I wish I was telling you all of this while sitting under a tree in a lotus posture, totally zen, referring to these past, totally resolved issues. Nope. I still struggle with moderating my emotions. The good news is that I’ve learned a few ways to deal, minimizing the risk of negative impact on people around me. One is intense music. Most people feel anger reducing when listening to calm, soothing music, but sometimes the opposite is true for me. I make sure the kids are settled, pop in ear buds and turn it a little too loud. The sounds are slightly angrier than I feel. They envelope and hold me. A go-to track is “Burning Inside” by Ministry, in which a sound the domestic goddess in me has decided is a vacuum cleaner melts into insanely fast drumming and impending doom guitar. If I’m especially keyed up, I actually run the vacuum while listening. This serves to further calm me, and assuage some of the inherent guilt that accompanies anger, because hey, look at those floors! Planting my face into a pillow and screaming at the top of my lungs is amazing, and often makes me laugh at the melodrama of it. And of course, I know the donation pile is right there in the garage if I need it.

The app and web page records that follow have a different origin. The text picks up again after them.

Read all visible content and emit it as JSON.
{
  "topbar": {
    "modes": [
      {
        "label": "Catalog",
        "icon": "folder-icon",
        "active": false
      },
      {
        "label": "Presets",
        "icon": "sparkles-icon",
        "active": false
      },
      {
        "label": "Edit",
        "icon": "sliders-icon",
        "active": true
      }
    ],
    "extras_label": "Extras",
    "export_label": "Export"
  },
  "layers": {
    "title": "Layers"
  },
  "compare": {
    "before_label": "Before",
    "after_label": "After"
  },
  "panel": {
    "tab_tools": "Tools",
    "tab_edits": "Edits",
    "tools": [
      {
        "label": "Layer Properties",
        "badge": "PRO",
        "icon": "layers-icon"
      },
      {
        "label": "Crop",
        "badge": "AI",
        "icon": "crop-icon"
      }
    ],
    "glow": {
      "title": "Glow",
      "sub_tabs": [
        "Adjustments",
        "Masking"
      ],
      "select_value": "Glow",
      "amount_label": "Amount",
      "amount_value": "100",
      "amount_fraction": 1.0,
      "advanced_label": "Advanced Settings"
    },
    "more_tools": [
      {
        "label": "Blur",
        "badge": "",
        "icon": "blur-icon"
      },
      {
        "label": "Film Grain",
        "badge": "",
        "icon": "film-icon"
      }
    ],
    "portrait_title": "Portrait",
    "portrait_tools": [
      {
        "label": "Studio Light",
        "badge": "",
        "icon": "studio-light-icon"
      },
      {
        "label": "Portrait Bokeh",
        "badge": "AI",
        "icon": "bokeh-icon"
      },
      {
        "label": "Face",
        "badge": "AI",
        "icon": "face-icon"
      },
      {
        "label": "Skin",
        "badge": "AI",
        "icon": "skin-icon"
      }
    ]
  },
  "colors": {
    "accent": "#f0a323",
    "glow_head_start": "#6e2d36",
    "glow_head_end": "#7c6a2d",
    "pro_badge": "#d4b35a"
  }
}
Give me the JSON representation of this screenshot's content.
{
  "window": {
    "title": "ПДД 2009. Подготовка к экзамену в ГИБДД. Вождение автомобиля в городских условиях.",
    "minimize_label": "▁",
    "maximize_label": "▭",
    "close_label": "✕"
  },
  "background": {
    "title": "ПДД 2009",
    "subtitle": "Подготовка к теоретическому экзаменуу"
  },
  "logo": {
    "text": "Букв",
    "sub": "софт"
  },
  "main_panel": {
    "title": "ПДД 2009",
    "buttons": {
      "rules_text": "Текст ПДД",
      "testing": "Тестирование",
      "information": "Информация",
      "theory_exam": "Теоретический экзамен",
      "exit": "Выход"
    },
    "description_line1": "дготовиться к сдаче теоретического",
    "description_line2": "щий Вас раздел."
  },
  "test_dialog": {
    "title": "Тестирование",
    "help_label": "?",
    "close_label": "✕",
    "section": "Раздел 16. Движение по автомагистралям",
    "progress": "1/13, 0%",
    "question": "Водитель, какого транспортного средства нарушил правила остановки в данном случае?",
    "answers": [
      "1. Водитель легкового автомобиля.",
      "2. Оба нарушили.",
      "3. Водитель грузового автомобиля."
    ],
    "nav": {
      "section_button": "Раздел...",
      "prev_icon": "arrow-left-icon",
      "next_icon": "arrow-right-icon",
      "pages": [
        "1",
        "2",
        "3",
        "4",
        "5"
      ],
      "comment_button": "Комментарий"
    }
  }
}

Brilliant psychotherapist Irvin Yalom writes about a female client who came to a session very distraught. She tearfully explained that the night before, she had gotten drunk, had a huge fight with her husband, and ended up throwing a lemon pie against the wall. The visual: lemon custard oozing down the wall, broken pie plate and crust all over the floor. Yalom said his instinct was to try and alleviate what he perceived was her guilt, reassuring her that it probably wasn’t so bad, to not be hard on herself, etc. Turns out, he had read her wrong. Her tears were grief over lost time. For the first time, she had finally expressed her true feelings, in an impossible to take back way. I repeat this story over and over, because it captures the essence of our right to messy emotions dead on.
One of my clients made my year when she emailed me this photo, and gave me permission to share. The title: “Look What I Did!”
Shaving cream pies. Brilliant, cathartic and safe, because you won’t be tempted to lick lemon off your fence, eliminating splinter risk.
These little people look to you for containment, and you recognize that at times you can’t contain yourself. And you step into another room, and throw a pie. Then you come back to them, and you continue trying. You own your humanity with them, and you are humble about your limitations. You soothe, repair, and clean the wall. You try hard to stop whatever cycles could continue through you and into them. And, perhaps most importantly, you show them how adults forgive themselves.
Disclaimer: I am in no way advocating senseless harm to innocent lemon pies, especially if they are gluten-free and topped with meringue. Limits, people.
Here’s To Sanity and Yalom,
Barbara Frandsen says
Cheryl, you are courageous and beautifully honest to share this with all of us. I recall the immediate satisfaction and later guilt of throwing and breaking a toy. I also screamed into and beat a lot of pillows. All were better than taking the anger out on the children. Probably the most helpful anger relief activity I used was writing. After creating an uncensored, let its all out anger letter, I felt better. I got even stronger results if I shared the letter with someone out of the picture. Finally, tearing the letter to shreds provided a possibility of lasting satisfaction and calm. Barbara
Thank you Barbara, for your encouragement, and for adding some good ideas to the mix! I think I’d lose it without my journal…there’s no substitute for pen to paper. xo